Putin accuses US of 'trapping' Snowden in Russia

MOSCOW - Russian President Vladimir Putin on Monday accused the United States of trapping US intelligence leaker Edward Snowden in Moscow, saying he would leave Russia as soon as possible.

"As soon as there's the chance to move somewhere he will certainly do this," Putin said in televised remarks.

"He arrived on our territory uninvited, he did not fly to us, he was flying in transit to other countries," Putin said.

"But as soon as he was in the air, it became known, and our American partners essentially blocked off his further flight."

These were Putin's first public remarks since Snowden met with several rights activists and lawyers Friday at Moscow's Sheremetyevo airport, where he is stranded.

Snowden arrived in Moscow from Hong Kong on June 23 and the US revoked his passport the same day.

Booked on a June 24 flight from Moscow to Havana, Cuba, he never boarded the plane. Snowden has been stranded in the airport's transit zone since then.

Putin said of the United States: "They themselves scared off all the other countries, no one wants to take him, and therefore they essentially themselves trapped him on our territory.

"A nice gift to us for Christmas," he told Russian reporters travelling with him on a visit to the island of Gogland in the Gulf of Finland.

He did not know what would become of Snowden. "How would I know? That's his life, his fate," the president said.

But he did note a change in position by the former NSA contractor. Snowden announced on Friday that he did, after all, want to apply for asylum in Russia until he could travel on to Latin America, where several countries have offered him asylum.

He had withdrawn his initial application after Putin said earlier this month that Snowden could claim asylum in Russia only if he stopped his leaks.

When Snowden announced Friday he was renewing his application, he said he had promised not to harm US interests in the future.

"Judging by his latest statement, he is somewhat changing his position," said Putin. "But the situation has not been finally clarified so far."

He said nothing about whether or not Snowden's application would be accepted.

Putin is set to host US President Barack Obama for a bilateral summit in Moscow followed by the G20 summit in Saint Petersburg in early September.

Putin said Russia had made its position clear to Snowden.

"We have certain ties with the United States.
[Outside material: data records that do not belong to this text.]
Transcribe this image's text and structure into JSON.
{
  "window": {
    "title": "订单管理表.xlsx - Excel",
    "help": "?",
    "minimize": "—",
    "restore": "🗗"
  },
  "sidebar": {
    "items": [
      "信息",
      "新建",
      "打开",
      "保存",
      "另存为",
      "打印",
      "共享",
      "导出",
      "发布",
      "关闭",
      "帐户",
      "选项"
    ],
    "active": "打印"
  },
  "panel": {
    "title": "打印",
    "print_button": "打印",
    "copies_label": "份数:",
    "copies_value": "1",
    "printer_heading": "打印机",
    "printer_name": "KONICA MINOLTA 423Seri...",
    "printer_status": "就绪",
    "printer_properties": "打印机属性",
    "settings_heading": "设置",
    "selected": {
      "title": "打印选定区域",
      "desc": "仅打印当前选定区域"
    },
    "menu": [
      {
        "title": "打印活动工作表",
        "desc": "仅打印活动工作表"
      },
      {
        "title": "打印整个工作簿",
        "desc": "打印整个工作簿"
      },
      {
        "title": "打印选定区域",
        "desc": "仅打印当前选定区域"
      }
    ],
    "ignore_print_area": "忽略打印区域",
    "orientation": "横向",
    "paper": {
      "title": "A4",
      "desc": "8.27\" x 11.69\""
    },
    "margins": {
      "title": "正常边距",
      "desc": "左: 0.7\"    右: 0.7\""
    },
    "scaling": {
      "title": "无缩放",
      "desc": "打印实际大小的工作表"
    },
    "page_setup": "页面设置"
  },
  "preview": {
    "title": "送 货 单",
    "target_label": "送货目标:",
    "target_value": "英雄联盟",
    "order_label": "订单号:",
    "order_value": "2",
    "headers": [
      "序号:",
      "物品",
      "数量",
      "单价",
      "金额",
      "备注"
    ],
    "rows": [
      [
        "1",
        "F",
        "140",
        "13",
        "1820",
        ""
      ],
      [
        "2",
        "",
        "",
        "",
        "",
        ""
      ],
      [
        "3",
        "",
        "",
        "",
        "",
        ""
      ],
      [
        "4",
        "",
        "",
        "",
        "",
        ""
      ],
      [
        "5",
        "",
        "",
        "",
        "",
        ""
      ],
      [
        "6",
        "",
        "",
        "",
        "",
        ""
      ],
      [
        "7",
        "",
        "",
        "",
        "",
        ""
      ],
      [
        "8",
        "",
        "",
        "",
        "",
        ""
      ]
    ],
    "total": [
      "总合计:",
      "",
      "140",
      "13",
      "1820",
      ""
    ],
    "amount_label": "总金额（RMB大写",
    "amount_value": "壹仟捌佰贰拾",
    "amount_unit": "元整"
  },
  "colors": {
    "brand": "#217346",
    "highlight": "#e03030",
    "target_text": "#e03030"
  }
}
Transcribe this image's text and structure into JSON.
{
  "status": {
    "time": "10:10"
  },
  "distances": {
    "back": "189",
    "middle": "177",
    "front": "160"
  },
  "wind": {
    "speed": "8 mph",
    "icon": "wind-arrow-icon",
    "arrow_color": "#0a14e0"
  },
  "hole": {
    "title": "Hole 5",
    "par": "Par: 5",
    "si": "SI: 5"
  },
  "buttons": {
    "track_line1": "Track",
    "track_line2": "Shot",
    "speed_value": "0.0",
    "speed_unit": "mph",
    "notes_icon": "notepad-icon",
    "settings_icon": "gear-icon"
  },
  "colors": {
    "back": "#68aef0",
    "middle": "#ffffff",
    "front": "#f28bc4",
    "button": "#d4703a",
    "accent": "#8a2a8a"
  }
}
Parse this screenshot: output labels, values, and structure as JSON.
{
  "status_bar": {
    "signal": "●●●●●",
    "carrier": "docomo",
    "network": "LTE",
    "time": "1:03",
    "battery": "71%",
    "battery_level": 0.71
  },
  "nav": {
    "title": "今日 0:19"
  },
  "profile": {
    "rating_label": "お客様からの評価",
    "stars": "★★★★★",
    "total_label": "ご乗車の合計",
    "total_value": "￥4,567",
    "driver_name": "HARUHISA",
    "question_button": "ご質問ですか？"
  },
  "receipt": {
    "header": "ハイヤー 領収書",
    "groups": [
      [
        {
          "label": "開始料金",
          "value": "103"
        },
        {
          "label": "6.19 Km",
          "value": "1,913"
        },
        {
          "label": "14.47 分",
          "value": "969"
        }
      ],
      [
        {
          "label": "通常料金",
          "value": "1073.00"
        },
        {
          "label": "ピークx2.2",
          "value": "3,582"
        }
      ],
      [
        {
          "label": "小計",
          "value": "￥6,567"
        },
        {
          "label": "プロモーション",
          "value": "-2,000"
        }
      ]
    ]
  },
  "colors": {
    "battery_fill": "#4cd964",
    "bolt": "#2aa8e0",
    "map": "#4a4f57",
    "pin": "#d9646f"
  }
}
We do not want you through your activity to damage our ties with the States."

Snowden had vowed to continue his activism, said Putin.

"We said: 'That will be without us, then. We have other battles to fight,'" he said with a smile.

In a sign that Moscow may seriously consider an application from him, the speaker of the lower house of parliament, the State Duma, Sergei Naryshkin, has said that Snowden could apply for either temporary asylum or political asylum.

Requests for political asylum are reviewed by the Kremlin and granted by the president.

Observers have noted that Snowden's Friday meeting did not include some figures likely to upset Putin, such as Russia's best-known rights campaigners or organisations that deal with refugees.

Among those who did attend was Vyacheslav Nikonov, a lawmaker from the ruling party United Russia, who would probably not have been known to Snowden before his arrival in Russia.

Washington has reacted sharply to the possibility that Moscow might offer Snowden a safe haven and accused it of providing him with a "propaganda platform".

In Latin American meanwhile, Spain's ambassador to Bolivia said Madrid had apologised for an incident earlier this month, when it closed its airspace to a plane carrying President Evo Morales.

Morales was flying back from Moscow at the time and was forced to stop overnight in Vienna after Spain, France, Italy and Portugal all acted following rumours that Snowden was on board.